* [What to produce]:
Please copy out all lines of the entries that contain the word "value".

* [Entries shown]:
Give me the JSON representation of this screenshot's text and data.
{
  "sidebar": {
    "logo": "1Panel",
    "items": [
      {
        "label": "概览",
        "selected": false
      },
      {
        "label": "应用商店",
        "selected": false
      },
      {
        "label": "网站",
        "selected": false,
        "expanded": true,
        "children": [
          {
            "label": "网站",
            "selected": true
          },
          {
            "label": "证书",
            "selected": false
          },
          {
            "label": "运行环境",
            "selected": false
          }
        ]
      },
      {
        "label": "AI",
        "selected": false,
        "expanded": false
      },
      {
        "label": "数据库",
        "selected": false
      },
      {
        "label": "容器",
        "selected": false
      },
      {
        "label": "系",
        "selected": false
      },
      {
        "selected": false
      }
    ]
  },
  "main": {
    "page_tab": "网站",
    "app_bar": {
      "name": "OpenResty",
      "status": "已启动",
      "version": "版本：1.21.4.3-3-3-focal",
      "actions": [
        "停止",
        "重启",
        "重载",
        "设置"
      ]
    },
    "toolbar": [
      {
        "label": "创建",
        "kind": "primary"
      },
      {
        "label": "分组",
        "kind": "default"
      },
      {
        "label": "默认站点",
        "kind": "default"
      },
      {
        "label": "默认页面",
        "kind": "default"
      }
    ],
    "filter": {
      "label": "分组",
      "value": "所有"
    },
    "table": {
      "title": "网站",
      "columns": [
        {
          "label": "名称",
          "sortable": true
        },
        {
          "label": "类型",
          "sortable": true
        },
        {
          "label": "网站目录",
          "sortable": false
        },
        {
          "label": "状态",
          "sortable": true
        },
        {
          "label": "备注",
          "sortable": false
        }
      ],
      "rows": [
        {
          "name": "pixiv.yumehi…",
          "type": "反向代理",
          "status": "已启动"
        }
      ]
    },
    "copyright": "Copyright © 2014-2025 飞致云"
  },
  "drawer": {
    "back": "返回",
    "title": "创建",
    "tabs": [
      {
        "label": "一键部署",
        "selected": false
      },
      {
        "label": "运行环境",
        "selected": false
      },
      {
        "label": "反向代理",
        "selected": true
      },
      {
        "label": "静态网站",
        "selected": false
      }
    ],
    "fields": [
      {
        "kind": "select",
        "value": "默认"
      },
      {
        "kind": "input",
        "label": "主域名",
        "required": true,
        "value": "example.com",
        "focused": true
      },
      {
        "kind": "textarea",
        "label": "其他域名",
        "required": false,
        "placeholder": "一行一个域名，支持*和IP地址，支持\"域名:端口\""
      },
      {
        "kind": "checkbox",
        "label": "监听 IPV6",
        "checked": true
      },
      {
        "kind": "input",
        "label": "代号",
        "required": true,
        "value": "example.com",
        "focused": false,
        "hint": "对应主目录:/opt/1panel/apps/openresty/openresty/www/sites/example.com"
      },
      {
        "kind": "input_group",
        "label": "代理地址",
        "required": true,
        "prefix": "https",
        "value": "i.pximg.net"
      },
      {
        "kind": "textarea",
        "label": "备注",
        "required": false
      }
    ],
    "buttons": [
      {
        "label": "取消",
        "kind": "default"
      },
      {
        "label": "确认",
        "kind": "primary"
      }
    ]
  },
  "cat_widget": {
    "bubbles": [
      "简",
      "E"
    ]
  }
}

* [Answer]:
      "value": "所有"
        "value": "默认"
        "value": "example.com",
        "value": "example.com",
        "value": "i.pximg.net"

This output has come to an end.